Stress is the body’s way of responding to any type of demand or perceived threat. The body enters a state of alertness - muscles tense, breathing becomes faster, heart rate and blood pressure increase as does the production of certain hormones including adrenalin and cortisol. Some stress is good. It motivates us and can lead to positive change and personal growth. Stress becomes problematic when it is chronic and the body never has a chance to wind down. Chronic stress can cause a host of symptoms including irritability, fatigue, headaches, weight gain, insomnia, difficulty concentrating and stomach aches or intestinal distress.
We can’t avoid all stress but we can counteract its negative effects by learning how to evoke the relaxation response. The relaxation response is a powerful antidote to stress. It brings the nervous system back into balance. There are a variety of techniques to produce the relaxation response. These techniques include progressive muscle relaxation, deep breathing, tai chi, yoga and meditation.
Over the next few weeks I will discuss several of these relaxation techniques, and provide tools that you can start using immediately to reduce stress and increase well-being. Experiment with several of them until you find the technique that works best for you. Learning the basics of these techniques isn’t difficult, but achieving continued benefit does take regular practice. Most experts recommend setting aside 10-15 minutes a day for your relaxation practice.

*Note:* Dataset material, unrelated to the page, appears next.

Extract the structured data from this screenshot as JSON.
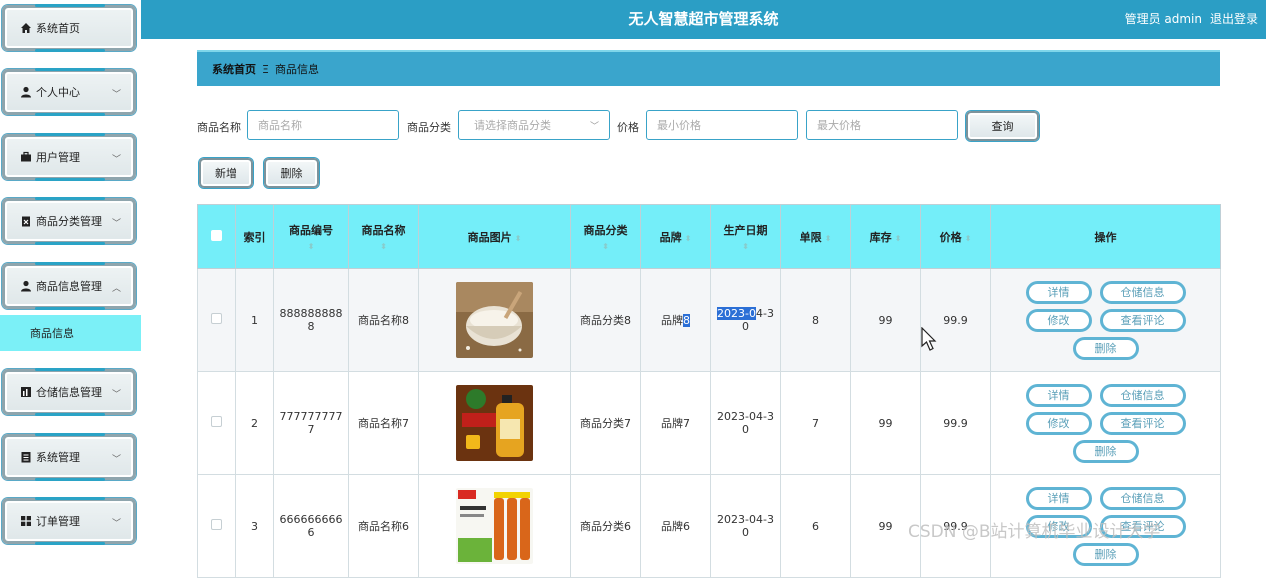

Awareness is the first step in coping with stress. Do you suspect that stress might be a problem? Take The Stress Test to find out. Looking for stress relieving suggestions that you can implement today? Read my post Ways to relieve Stress Naturally. Until next week.…just remember to BREATH.